"To protect drinking water supplies, recreational waters, and aquatic ecosystems, it is essential that we utilize the latest scientific and technological breakthroughs in wastewater treatment," Assistant Administrator for Water Radhika Fox said in a statement. "This plan illustrates one way that EPA is following science to better protect public health and the environment."

Fox also emphasized the agency’s focus on PFAS, which are the target of two out of three of the new rules. EPA determined that revised effluent limitations guidelines, or ELGs, and pretreatment standards were warranted for sites that produce organic chemicals, plastics and synthetic fibers. Additionally, EPA will update regulations for metal finishing to include PFAS, which will impact chromium electroplating facilities.

EPA develops ELGs, or national wastewater discharge standards on an industry-by-industry basis. To date, EPA has issued limits for 59 industries that apply to hundreds of thousands of facilities that discharge into waterways or sewage treatment plants.

The third rule announced yesterday will target nutrient discharges from meat and poultry products plants. Nutrient-laden wastewater has been a source of controversy for years, with environmental groups often critical of EPA’s water pollution standards for facilities like slaughterhouses (Greenwire, Dec. 18, 2019).

Environmental groups including the Environmental Integrity Project and Earthjustice that sued EPA in 2019 over water pollution limits for slaughterhouses praised the agency’s announcement. “It’s great news that EPA, in response to our lawsuit, will be finally modernizing the standards for meat and poultry plants across the country, which had not been updated since at least 2004, leading to an excessive amount of water pollution,” said Sylvia Lam, an attorney for EIP.

EPA is under pressure to take action on PFAS across a number of areas, including in wastewater. Analysis conducted by the Environmental Working Group has found tens of thousands of industrial sites linked to confirmed or possible PFAS contamination, with plastics and electroplating sites among the biggest polluters.

There are currently no EPA regulations outlining limits for manufacturers that discharge PFAS into the environment, a gap that has drawn some attention from lawmakers. Rep. Chris Pappas (D-N.H.) welcomed the new measures in a statement calling the rules "long overdue" while emphasizing the need for more aggressive action.

"These regulations are an important step forward in protecting our water and addressing one of the most pressing environmental issues facing our nation today," Pappas said. "But we need additional protections to safeguard the environment and public health, and the EPA should expand these regulations to other known industries that are actively discharging these forever chemicals."

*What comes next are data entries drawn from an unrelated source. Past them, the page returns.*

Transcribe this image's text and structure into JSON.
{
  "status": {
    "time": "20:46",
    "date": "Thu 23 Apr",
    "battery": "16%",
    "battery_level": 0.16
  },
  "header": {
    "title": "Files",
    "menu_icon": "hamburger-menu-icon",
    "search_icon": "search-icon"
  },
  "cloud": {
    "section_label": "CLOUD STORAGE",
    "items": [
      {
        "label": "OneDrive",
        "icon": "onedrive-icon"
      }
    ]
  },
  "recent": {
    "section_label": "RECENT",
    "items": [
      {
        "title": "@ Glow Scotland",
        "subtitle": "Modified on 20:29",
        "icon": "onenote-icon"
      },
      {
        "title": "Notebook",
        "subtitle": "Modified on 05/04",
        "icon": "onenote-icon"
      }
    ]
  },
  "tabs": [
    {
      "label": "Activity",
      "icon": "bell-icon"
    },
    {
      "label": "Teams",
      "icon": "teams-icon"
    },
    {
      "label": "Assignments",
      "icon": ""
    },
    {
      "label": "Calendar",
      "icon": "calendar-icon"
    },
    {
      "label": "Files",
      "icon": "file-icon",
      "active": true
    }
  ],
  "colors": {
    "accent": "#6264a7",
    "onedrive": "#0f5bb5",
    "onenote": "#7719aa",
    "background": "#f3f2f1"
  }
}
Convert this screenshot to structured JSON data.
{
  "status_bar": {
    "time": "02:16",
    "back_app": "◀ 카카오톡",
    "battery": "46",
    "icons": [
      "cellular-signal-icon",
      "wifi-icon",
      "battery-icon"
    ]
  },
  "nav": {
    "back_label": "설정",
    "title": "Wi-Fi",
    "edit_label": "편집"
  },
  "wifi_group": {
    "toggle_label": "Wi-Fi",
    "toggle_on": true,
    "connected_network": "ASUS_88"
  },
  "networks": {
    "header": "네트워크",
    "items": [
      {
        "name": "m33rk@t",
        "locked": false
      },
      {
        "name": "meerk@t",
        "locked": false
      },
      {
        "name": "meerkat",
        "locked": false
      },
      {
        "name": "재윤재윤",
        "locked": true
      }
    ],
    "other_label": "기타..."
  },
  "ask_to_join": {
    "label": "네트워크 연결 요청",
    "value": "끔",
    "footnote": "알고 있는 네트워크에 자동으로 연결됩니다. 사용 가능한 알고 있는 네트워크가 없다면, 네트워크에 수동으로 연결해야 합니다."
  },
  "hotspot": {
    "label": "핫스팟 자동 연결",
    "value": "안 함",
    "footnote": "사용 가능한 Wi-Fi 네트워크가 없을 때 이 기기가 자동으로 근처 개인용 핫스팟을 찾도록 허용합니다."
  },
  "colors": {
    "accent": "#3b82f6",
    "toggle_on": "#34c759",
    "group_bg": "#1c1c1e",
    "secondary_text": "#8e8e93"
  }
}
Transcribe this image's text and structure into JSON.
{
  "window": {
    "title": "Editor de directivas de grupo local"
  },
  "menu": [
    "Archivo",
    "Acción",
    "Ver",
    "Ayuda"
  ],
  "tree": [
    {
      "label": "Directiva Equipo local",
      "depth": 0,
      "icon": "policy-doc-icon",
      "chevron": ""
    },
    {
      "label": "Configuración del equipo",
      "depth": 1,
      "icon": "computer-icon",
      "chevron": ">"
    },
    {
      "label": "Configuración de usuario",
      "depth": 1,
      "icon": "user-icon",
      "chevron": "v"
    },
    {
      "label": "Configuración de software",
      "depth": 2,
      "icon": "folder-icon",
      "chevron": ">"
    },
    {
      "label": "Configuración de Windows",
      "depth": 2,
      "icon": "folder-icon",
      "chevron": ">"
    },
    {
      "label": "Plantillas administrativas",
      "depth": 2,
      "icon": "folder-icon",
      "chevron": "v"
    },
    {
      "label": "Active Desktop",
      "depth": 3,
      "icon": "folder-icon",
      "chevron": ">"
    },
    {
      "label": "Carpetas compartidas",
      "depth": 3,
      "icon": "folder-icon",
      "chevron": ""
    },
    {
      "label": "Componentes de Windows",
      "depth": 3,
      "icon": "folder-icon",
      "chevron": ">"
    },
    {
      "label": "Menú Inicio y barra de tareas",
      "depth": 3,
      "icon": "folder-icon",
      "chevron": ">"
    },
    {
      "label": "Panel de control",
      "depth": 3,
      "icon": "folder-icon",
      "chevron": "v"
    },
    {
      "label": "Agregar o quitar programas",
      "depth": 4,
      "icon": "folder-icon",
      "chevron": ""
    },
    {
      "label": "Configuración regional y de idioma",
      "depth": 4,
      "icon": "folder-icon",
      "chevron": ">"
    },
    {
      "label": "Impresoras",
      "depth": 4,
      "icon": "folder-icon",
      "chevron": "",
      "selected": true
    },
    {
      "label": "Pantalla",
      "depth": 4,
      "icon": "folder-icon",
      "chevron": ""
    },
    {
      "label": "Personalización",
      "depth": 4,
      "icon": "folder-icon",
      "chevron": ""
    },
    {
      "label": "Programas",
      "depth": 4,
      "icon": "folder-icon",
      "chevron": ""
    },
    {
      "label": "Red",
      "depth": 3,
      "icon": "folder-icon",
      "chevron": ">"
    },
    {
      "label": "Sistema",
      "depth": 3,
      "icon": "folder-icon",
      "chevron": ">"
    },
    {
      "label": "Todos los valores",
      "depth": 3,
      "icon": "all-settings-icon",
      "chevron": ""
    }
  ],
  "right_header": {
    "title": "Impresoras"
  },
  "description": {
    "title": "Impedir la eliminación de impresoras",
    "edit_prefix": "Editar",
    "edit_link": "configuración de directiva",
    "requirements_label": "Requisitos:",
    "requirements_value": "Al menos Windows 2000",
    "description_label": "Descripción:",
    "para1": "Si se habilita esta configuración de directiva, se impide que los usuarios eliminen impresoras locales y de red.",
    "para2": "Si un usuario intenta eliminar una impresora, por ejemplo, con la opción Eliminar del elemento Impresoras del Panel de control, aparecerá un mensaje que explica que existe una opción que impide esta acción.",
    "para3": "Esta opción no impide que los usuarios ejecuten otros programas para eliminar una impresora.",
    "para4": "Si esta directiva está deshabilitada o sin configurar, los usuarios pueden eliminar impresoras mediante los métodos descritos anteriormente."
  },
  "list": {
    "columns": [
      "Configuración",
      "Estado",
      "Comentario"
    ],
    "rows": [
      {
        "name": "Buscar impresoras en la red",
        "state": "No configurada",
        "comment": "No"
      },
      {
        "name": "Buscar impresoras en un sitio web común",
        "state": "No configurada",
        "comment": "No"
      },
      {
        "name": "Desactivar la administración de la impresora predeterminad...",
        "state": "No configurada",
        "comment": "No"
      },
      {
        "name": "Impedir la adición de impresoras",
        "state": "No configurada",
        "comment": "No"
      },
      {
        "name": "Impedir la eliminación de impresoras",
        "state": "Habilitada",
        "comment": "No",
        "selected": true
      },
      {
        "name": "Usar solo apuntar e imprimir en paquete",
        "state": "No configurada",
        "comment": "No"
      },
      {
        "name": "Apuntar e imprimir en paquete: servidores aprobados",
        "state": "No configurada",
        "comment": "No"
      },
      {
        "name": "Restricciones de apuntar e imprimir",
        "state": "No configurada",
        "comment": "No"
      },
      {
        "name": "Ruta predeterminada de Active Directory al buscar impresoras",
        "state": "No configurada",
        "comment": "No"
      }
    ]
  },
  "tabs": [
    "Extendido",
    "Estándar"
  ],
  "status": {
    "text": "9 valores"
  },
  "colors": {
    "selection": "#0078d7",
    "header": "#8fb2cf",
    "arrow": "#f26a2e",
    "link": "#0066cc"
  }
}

EPA is also looking into other sources of PFAS, namely landfills and textile mills. Waste sites in particular are rife with PFAS contamination, due to the widespread nature of the chemicals in everyday consumer products. That reality has led to calls from environmental groups for the agency to improve its guidance on PFAS disposal (Greenwire, Feb. 24).

EPA yesterday also confirmed it has initiated a rulemaking to limit wastewater pollution from steam electric power plants. The agency announced this summer it would craft stricter limits while allowing a Trump-era rule to remain in place (E&E News PM, July 26).